I do a lot of speaking for Americans United and have had some wonderful experiences on the road addressing AU chapters and other groups.
One event sticks out. It took place near Los Angeles and was sponsored by AU’s San Fernando Valley Chapter. We had a huge crowd on hand, representing a diverse range of people from different backgrounds. Who had pulled this impressive crowd together?
It turned out that the mastermind behind it all was a gentleman named Harry Schwartzbart. Well past retirement age, Harry essentially took on the chapter as a full-time project. Under his tutelage, it became Americans United’s largest local unit.
As we got to talking, Harry and I discovered that we shared something in common: Both of us had been born and raised in the same city – Altoona, Pa. We laughed as we discussed the town’s landmarks and reflected on why we each chose to flee the Rust Belt for opportunities elsewhere – and why we each developed a commitment to separation of church and state.
What amazed me about Harry’s chapter is that he did all of the work the old-fashioned way. No fan of computers, Harry kept a contact list on file cards. When he wanted to reach someone, Harry didn’t bother with email. He just picked up the phone.
Harry made a point to visit local clergy and try to enlist them to AU’s cause. In 2007, the Jewish Journal profiled Harry and noted his amazing energy: “He makes about 2,000 phone calls a year. He speaks two or three times a month at various houses of worship within a 100-mile radius of his Chatsworth home. And he books lunch or dinner engagements with any clergy member of any faith who will give him 90 minutes of his undivided attention. To date, he counts more than 500 meals with individual priests, rabbis and ministers.” (With characteristic bluntness, Harry told the Journal he got active in AU in 1994 because TV preacher Pat Roberson was “scaring the hell” out of him.)

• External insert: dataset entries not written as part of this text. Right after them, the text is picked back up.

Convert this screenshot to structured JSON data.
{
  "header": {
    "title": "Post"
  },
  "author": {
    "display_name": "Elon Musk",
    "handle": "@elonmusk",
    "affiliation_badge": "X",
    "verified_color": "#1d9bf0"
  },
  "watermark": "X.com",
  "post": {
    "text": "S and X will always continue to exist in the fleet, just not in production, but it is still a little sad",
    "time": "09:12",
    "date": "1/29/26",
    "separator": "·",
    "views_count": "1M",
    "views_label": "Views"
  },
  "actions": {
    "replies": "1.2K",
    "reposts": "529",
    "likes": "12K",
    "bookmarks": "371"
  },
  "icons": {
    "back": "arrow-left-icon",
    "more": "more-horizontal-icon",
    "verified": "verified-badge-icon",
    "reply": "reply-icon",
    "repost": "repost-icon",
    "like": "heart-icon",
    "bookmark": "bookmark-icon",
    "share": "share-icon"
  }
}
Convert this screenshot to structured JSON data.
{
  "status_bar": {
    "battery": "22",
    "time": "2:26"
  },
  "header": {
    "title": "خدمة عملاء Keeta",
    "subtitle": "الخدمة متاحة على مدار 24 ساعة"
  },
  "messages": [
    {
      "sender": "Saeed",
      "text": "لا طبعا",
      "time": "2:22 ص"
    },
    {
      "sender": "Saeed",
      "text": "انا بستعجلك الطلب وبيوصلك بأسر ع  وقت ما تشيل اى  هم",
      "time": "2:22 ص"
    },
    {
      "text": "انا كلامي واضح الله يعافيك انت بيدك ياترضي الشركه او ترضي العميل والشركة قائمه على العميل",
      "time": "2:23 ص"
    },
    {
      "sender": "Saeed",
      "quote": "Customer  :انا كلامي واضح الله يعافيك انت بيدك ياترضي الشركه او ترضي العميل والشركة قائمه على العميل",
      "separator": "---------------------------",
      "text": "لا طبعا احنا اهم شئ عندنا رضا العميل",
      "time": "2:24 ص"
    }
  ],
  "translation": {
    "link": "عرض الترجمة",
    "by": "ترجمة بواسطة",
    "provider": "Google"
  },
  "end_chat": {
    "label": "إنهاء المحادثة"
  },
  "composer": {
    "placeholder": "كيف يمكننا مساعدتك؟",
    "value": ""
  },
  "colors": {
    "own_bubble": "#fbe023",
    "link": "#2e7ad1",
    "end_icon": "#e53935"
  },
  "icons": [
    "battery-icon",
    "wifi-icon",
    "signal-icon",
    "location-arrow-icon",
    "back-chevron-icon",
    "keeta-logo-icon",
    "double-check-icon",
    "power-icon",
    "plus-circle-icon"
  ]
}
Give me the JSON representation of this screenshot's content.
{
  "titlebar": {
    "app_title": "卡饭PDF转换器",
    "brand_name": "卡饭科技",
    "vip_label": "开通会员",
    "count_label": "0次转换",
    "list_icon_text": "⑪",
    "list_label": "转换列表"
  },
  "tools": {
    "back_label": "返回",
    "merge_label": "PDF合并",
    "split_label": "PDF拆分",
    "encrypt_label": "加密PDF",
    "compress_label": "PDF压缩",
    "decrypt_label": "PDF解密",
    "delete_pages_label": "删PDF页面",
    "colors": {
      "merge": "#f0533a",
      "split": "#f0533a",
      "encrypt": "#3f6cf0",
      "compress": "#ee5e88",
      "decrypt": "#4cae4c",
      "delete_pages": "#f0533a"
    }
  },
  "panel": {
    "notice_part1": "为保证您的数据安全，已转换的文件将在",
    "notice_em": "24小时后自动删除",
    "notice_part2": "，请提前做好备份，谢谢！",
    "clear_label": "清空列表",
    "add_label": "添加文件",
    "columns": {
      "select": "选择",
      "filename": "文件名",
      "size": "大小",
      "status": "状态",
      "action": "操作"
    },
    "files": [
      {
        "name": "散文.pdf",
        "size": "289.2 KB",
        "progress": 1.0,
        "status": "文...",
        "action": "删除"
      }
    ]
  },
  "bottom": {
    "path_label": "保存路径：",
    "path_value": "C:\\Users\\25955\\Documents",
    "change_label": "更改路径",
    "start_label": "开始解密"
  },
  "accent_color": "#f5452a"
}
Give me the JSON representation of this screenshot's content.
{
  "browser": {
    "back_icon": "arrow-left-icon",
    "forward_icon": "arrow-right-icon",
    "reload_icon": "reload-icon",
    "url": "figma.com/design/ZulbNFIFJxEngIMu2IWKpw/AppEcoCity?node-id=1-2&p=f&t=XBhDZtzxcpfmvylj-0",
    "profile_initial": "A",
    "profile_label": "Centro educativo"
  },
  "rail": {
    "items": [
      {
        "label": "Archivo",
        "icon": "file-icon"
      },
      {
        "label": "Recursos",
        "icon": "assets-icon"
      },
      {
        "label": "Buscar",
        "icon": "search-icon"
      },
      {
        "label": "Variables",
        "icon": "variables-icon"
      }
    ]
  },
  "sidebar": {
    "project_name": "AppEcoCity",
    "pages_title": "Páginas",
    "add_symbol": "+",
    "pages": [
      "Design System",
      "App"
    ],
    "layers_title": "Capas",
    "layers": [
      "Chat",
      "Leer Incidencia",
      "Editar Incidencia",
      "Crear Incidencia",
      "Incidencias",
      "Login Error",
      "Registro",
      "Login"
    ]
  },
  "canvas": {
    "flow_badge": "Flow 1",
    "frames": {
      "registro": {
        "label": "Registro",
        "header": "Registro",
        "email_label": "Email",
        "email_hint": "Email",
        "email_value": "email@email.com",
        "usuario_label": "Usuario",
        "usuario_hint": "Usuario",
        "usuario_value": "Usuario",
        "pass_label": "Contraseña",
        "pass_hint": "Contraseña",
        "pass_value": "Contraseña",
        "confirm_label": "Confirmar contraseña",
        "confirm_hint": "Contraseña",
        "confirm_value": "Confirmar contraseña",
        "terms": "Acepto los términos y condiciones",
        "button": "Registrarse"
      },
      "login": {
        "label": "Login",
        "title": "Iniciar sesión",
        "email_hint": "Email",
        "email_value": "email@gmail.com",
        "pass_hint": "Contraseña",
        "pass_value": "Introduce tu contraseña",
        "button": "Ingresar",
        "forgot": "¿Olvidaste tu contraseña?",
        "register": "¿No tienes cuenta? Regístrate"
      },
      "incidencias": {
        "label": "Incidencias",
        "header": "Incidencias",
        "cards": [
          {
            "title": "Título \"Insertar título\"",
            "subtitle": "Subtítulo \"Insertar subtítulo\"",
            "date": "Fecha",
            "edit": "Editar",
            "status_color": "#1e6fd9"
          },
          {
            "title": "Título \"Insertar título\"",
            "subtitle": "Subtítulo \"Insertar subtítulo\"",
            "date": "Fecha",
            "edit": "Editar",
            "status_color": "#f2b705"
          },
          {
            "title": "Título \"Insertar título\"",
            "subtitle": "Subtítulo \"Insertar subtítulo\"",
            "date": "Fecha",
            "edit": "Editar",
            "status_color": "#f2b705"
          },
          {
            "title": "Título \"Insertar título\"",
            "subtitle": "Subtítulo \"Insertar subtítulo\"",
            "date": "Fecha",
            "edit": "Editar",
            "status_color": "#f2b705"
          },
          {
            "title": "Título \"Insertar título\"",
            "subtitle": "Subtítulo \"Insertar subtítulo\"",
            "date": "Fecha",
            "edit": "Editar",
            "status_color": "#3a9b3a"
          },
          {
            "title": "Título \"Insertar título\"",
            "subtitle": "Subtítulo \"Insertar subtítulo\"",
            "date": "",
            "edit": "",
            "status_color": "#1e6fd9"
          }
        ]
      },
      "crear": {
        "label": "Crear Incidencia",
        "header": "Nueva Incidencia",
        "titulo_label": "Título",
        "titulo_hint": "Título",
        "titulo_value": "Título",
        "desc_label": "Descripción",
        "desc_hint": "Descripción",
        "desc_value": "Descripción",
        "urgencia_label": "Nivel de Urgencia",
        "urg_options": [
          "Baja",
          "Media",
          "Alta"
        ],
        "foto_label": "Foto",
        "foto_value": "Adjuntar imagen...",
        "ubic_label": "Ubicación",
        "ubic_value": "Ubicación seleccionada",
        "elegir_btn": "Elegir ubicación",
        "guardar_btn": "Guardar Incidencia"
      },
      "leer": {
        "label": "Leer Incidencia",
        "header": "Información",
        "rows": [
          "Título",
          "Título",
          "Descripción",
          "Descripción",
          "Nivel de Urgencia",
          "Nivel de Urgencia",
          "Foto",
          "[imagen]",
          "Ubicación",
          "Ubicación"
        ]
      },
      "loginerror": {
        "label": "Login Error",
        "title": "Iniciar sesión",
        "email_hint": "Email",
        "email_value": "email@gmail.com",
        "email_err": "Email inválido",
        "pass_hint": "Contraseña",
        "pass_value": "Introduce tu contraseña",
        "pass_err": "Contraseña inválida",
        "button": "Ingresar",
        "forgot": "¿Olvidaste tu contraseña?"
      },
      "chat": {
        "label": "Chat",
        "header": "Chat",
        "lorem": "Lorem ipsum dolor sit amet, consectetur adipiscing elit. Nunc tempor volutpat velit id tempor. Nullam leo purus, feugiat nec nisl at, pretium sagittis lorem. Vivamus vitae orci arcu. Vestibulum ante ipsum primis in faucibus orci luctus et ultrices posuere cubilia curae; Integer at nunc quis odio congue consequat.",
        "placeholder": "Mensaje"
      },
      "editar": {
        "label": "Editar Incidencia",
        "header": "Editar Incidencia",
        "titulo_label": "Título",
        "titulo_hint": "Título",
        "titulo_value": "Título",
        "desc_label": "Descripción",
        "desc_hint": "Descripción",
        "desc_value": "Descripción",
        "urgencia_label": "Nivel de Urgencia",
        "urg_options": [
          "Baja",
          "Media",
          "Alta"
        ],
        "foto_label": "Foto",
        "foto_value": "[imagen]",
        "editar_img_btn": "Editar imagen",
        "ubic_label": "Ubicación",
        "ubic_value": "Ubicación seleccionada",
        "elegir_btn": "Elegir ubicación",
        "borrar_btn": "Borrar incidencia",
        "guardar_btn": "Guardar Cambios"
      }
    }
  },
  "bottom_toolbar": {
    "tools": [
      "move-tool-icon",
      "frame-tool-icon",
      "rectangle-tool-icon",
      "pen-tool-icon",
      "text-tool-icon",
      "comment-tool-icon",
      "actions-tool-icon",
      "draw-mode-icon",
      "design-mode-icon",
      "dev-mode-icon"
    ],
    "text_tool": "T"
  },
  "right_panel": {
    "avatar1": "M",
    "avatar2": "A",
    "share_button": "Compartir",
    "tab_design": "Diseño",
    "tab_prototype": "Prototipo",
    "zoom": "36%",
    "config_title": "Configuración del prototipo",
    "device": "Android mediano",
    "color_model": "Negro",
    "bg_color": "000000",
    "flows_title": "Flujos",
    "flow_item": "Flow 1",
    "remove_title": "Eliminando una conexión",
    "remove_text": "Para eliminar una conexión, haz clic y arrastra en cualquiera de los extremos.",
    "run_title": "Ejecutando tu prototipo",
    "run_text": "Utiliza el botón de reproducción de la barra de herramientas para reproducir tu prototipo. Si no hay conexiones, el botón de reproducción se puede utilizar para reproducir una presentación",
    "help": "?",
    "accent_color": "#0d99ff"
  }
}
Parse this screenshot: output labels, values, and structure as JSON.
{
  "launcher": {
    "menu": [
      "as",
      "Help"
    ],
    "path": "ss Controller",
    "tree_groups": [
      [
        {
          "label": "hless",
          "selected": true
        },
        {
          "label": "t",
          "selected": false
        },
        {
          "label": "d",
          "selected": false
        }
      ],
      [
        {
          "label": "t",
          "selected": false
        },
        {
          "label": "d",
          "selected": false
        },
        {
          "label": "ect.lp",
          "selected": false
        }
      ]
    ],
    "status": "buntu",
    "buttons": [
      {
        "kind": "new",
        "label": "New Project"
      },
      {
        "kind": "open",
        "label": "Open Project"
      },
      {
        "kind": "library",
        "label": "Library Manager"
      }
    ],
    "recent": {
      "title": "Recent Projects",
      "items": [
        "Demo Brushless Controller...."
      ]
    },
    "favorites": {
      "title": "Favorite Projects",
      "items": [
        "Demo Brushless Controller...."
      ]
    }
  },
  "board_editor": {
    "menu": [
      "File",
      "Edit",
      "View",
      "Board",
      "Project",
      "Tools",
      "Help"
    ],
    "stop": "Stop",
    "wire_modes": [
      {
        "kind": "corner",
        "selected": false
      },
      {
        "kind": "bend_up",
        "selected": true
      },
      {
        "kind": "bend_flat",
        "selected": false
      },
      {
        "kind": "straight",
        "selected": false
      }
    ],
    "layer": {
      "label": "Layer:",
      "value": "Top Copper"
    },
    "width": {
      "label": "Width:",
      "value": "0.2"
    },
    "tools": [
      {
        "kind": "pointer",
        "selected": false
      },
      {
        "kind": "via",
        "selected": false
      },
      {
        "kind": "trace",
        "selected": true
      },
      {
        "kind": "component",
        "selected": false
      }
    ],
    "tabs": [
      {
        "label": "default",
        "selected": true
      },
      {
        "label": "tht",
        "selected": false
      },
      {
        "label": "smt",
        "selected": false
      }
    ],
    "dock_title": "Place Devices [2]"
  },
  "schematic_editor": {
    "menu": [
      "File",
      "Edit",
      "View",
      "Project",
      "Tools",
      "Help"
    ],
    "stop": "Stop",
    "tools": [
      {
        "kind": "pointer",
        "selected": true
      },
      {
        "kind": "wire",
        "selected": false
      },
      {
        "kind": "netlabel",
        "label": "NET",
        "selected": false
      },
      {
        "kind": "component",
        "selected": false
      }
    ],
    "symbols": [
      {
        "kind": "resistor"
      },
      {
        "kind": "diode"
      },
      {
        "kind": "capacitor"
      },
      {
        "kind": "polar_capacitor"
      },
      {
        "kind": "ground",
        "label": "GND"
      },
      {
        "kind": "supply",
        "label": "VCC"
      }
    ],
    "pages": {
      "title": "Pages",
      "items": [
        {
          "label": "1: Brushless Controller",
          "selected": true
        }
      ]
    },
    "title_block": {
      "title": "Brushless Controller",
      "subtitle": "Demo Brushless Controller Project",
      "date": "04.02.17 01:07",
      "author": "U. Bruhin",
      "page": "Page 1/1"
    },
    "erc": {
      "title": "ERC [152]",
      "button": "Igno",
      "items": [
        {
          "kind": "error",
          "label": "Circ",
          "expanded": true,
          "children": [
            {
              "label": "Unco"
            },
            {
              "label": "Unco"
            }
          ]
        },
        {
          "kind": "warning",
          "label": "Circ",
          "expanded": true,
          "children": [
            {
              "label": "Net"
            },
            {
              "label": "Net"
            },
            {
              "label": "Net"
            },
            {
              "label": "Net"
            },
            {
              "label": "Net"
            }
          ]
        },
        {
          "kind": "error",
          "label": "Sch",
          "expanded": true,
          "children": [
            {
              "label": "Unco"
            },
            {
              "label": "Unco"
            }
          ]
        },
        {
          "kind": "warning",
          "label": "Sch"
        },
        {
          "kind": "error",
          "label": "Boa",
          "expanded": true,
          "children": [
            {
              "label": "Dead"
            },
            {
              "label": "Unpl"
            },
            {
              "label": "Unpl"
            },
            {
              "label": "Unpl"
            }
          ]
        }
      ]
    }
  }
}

Harry was generous with his time. When other AU chapter leaders wanted to know how to build an effective local organization, we told them to call Harry. He mentored so many activists it’s impossible to count them all.
Yesterday we got word that Harry passed away. It happened rather suddenly. Harry has been having heart trouble and was diagnosed with an aortic aneurysm. He planned to have surgery, but, unfortunately, he passed away before that could happen. Harry was 88 and was lively right up until the end.
Our organization feels this loss deeply, and we extend our condolences to Harry’s family and his wide circle of friends. I know we’ll be asked what people can do to honor Harry’s memory. The answer to that is to do what Harry did: Become an activist for separation of church and state. Join Americans United. Get active in a local chapter. Seek clergy support. Write letters to the editor. Communicate with your elected officials.
In short, stand up, boldly and proudly, for the church-state wall. Separation of church and state is the cornerstone of our religious and philosophical freedom. We should embrace it and never hesitate to leap to its defense against its detractors.
Harry would approve.